Dentures are removable appliances with artificial teeth to replace your missing natural teeth and help to restore your smile. Dentures make it easier to eat and speak better as compared to missing teeth. Fabrication usually takes a few visits. Dentures tend to accelerate bone loss which makes dentures wearing more uncomfortable in later years. It is recommended that dentures should be replaced every 3-5 years.
Types of dentures:
- Partial dentures: If you have lost some teeth
- Complete/Full dentures: If you have lost all of your teeth (upper or lower)
- Implant-Retained Denture
Dentures normally seat on the gum tissues and move slightly during eating and talking. To minimise these movement, root-like titanium posts or screws (implants) may be surgically placed into the jawbone to act as pillars for the dentures to be clipped onto. For people having difficulty adapting to denture wearing, they may approach their dentist to ask if they are suitable for implant-retained denture.
Although dentures are custom-designed accordingly to individual’s mouth, it will take some time to get used to eating and talking with the new dentures. Practice with soft diet and reading aloud will shorten the adaptation period.
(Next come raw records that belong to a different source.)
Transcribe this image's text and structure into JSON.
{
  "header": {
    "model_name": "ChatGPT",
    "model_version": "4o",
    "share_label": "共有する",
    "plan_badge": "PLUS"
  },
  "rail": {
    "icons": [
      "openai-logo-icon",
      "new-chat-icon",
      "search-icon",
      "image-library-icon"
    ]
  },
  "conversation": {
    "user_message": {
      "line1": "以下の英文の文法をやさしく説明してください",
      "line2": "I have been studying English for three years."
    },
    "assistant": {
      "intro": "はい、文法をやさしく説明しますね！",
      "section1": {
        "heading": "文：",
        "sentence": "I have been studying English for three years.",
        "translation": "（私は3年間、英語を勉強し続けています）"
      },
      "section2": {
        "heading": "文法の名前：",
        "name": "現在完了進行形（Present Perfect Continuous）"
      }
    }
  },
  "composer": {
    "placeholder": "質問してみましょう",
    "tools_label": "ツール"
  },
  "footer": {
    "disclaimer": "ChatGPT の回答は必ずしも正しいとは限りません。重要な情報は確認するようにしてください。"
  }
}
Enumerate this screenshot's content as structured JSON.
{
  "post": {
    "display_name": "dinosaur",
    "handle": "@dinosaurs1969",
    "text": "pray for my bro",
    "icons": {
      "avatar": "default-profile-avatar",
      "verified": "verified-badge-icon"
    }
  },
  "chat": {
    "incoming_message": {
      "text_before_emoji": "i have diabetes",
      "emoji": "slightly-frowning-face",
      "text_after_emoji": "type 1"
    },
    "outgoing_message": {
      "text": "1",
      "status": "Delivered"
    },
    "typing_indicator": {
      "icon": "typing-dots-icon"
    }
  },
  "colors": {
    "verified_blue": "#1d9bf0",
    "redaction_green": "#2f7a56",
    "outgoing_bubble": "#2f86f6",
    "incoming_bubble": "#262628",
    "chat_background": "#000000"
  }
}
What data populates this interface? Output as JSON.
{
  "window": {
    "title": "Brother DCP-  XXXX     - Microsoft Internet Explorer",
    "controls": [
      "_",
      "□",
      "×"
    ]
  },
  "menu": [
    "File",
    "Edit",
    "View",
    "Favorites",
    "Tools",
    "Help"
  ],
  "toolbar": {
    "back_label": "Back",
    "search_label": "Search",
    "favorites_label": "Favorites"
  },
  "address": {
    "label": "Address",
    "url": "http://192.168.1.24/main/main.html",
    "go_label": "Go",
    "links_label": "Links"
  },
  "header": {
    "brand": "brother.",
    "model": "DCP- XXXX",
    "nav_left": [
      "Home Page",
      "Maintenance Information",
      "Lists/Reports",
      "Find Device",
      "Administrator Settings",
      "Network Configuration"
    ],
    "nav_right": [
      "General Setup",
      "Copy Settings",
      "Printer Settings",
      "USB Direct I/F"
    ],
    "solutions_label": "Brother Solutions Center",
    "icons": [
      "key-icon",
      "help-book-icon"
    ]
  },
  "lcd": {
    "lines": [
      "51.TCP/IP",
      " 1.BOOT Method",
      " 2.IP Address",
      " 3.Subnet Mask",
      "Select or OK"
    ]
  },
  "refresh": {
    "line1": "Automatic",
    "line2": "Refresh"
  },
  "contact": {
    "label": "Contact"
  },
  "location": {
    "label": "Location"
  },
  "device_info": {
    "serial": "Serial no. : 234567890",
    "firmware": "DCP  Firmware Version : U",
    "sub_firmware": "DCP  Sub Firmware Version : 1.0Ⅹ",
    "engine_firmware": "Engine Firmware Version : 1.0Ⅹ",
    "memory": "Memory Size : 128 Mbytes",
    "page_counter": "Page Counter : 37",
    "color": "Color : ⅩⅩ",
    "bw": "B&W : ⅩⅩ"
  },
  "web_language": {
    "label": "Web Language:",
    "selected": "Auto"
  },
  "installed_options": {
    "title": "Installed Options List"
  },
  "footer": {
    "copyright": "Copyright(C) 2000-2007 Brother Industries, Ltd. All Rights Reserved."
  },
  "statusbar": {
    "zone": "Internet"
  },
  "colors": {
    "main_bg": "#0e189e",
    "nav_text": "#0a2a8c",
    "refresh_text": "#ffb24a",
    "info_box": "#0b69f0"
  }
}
Slight discomfort is common during the first few days or weeks of wearing them. It is advisable to make a note of the area of discomfort and bring it up to your dentist the next time you visit the clinic.
- Remove denture carefully from mouth after a meal to wash away food debris.
- Before bedtime, dentures should be removed and brushed thoroughly with water, soak it in a container filled with water.
- Do not adjust metal parts of denture by yourself, seek dentist for help to adjust your dentures.
Dentures are used daily and undergo wear and tear quicker than our own teeth. Our gum tissues and teeth also change with time. It should be replaced once it does not fit well anymore. Ill-fitting dentures can cause irritation to gum tissues and will cause ulcers.